In the bathroom, you can’t take too long to clean the mirrors. If you do, you become entranced and pick at your face for an indiscriminate amount of time. Any and all imperfection that you have and can see as you lean closely into the mirror will distract you from your job. Instead, you swipe quickly, focus on your music, and blink rapidly, never focusing on your skin.

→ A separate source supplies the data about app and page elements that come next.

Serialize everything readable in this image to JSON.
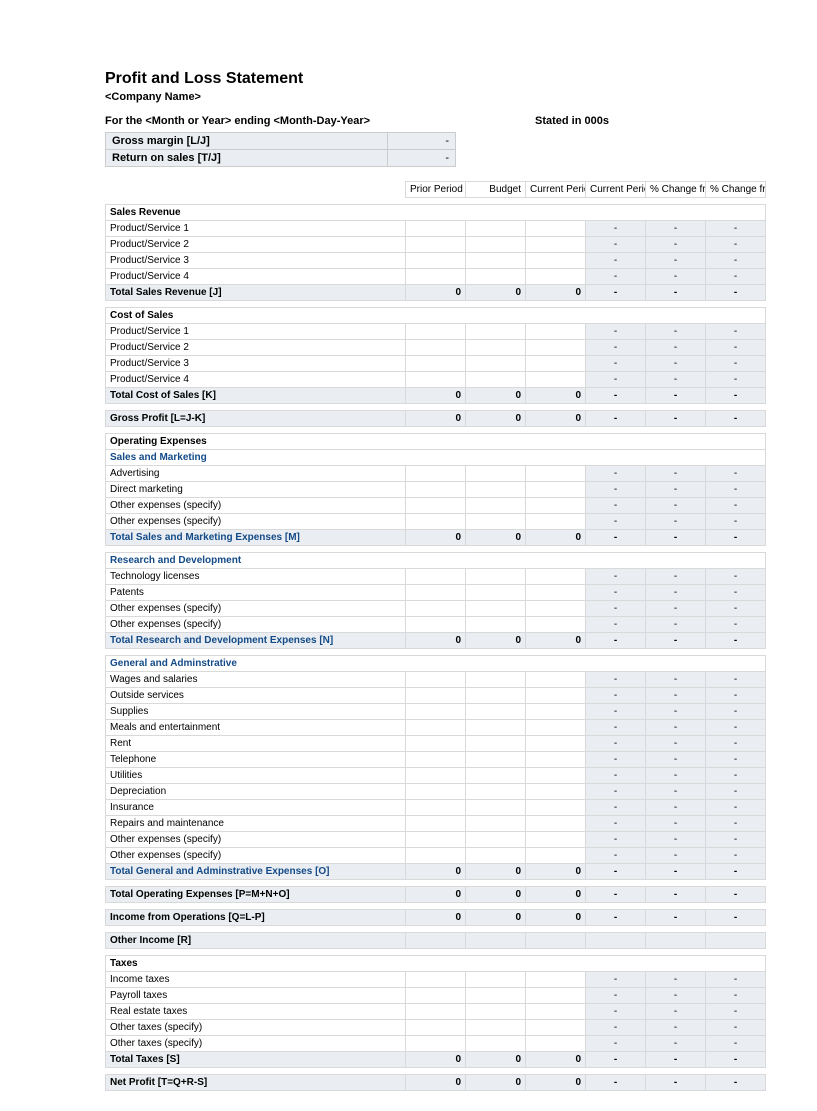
{
  "title": "Profit and Loss Statement",
  "company_name": "<Company Name>",
  "period_line": "For the <Month or Year> ending <Month-Day-Year>",
  "stated_in": "Stated in 000s",
  "ratios": {
    "gross_margin_label": "Gross margin  [L/J]",
    "gross_margin_value": "-",
    "return_on_sales_label": "Return on sales  [T/J]",
    "return_on_sales_value": "-"
  },
  "headers": {
    "prior_period": "Prior Period",
    "budget": "Budget",
    "current_period": "Current Period",
    "pct_sales": "Current Period as % of Sales",
    "pct_prior": "% Change from Prior Period",
    "pct_budget": "% Change from Budget"
  },
  "dash": "-",
  "zero": "0",
  "sales_revenue": {
    "title": "Sales Revenue",
    "rows": [
      "Product/Service 1",
      "Product/Service 2",
      "Product/Service 3",
      "Product/Service 4"
    ],
    "total_label": "Total Sales Revenue  [J]"
  },
  "cost_of_sales": {
    "title": "Cost of Sales",
    "rows": [
      "Product/Service 1",
      "Product/Service 2",
      "Product/Service 3",
      "Product/Service 4"
    ],
    "total_label": "Total Cost of Sales  [K]"
  },
  "gross_profit_label": "Gross Profit  [L=J-K]",
  "op_exp_title": "Operating Expenses",
  "sales_marketing": {
    "title": "Sales and Marketing",
    "rows": [
      "Advertising",
      "Direct marketing",
      "Other expenses (specify)",
      "Other expenses (specify)"
    ],
    "total_label": "Total Sales and Marketing Expenses  [M]"
  },
  "r_and_d": {
    "title": "Research and Development",
    "rows": [
      "Technology licenses",
      "Patents",
      "Other expenses (specify)",
      "Other expenses (specify)"
    ],
    "total_label": "Total Research and Development Expenses  [N]"
  },
  "g_and_a": {
    "title": "General and Adminstrative",
    "rows": [
      "Wages and salaries",
      "Outside services",
      "Supplies",
      "Meals and entertainment",
      "Rent",
      "Telephone",
      "Utilities",
      "Depreciation",
      "Insurance",
      "Repairs and maintenance",
      "Other expenses (specify)",
      "Other expenses (specify)"
    ],
    "total_label": "Total General and Adminstrative Expenses  [O]"
  },
  "total_op_exp_label": "Total Operating Expenses  [P=M+N+O]",
  "income_ops_label": "Income from Operations  [Q=L-P]",
  "other_income_label": "Other Income  [R]",
  "taxes": {
    "title": "Taxes",
    "rows": [
      "Income taxes",
      "Payroll taxes",
      "Real estate taxes",
      "Other taxes (specify)",
      "Other taxes (specify)"
    ],
    "total_label": "Total Taxes  [S]"
  },
  "net_profit_label": "Net Profit  [T=Q+R-S]"
}
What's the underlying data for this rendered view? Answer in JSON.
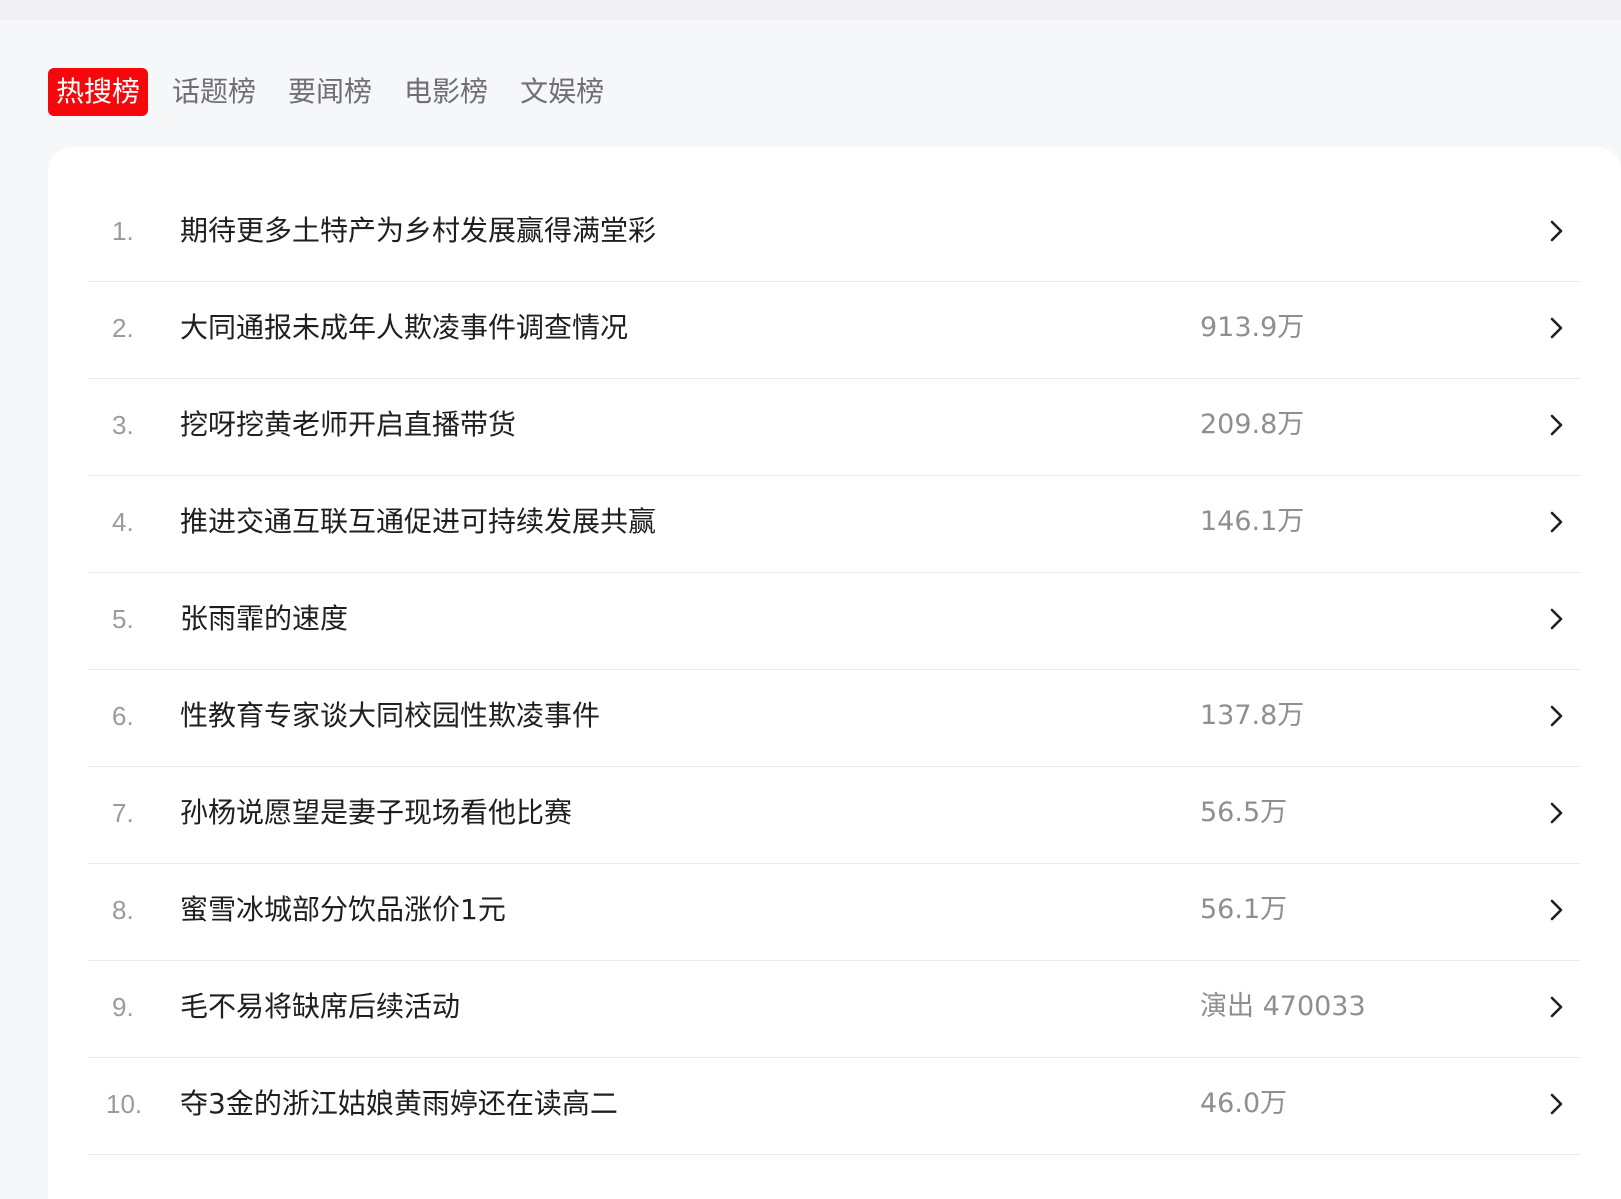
{
  "tabs": [
    {
      "label": "热搜榜",
      "active": true
    },
    {
      "label": "话题榜",
      "active": false
    },
    {
      "label": "要闻榜",
      "active": false
    },
    {
      "label": "电影榜",
      "active": false
    },
    {
      "label": "文娱榜",
      "active": false
    }
  ],
  "list": [
    {
      "rank": "1.",
      "title": "期待更多土特产为乡村发展赢得满堂彩",
      "heat": ""
    },
    {
      "rank": "2.",
      "title": "大同通报未成年人欺凌事件调查情况",
      "heat": "913.9万"
    },
    {
      "rank": "3.",
      "title": "挖呀挖黄老师开启直播带货",
      "heat": "209.8万"
    },
    {
      "rank": "4.",
      "title": "推进交通互联互通促进可持续发展共赢",
      "heat": "146.1万"
    },
    {
      "rank": "5.",
      "title": "张雨霏的速度",
      "heat": ""
    },
    {
      "rank": "6.",
      "title": "性教育专家谈大同校园性欺凌事件",
      "heat": "137.8万"
    },
    {
      "rank": "7.",
      "title": "孙杨说愿望是妻子现场看他比赛",
      "heat": "56.5万"
    },
    {
      "rank": "8.",
      "title": "蜜雪冰城部分饮品涨价1元",
      "heat": "56.1万"
    },
    {
      "rank": "9.",
      "title": "毛不易将缺席后续活动",
      "heat": "演出 470033"
    },
    {
      "rank": "10.",
      "title": "夺3金的浙江姑娘黄雨婷还在读高二",
      "heat": "46.0万"
    }
  ],
  "icons": {
    "row_action": "chevron-right-icon"
  },
  "colors": {
    "accent": "#f5070b",
    "page_background": "#f6f7f9",
    "panel_background": "#ffffff",
    "tab_inactive": "#6f6f75",
    "title_text": "#1f1f1f",
    "heat_text": "#8e8e94"
  }
}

You give yourself one hour to clean the bottom floor. That is not too far-fetched since the only major cleaning is in the kitchen, and that only takes 30 minutes. When you move to clean the stainless-steel stove with a microfiber cloth, it takes everything in you to not scream at the top of your lung as a large spider crawls out from her hiding spot. It takes that much will-power because of your arachnophobia, natural skiddishness, and the fact your homeowner is on a phone-interview upstairs. You don’t dare breathe. Only after the spider stays still for two minutes do you even consider taking slow, direct steps backward to the vacuum. This isn’t home, so you can’t ask your brother or dad to kill it for you for them to refuse or be too drunk anyway before you decide instead to sleep on the couch. Heart pounding in your chest, your sweaty hands white-knuckle the too-short-for-comfort vacuum hose, and you shakily remove the spider from the oven. After a few concentrated deep breaths, you go back to cleaning the kitchen.
The house speaks to you more than your homeowner does. Now, you know that is not because she is snide or does not want to talk to you, it is just that you are doing her a service and it is hard to talk to those that are so intimate with you yet so distant. The pictures you dust put on display a loving mother who has put her divorce far behind her. Four cat bowls and two separate placemats show a woman who cares about the cats her son originally wanted. Old carpets and walls in need of paint tell you they are renting. Leather couches speak of wealth and a trust of the cats that still have their claws. The constant sticky dirt that covers the middle bathroom her son uses points to a disregard of hygiene and respect of home and mother. You note that they must have divorced while he was still young. Job complete, you walk out the door with fifty more dollars.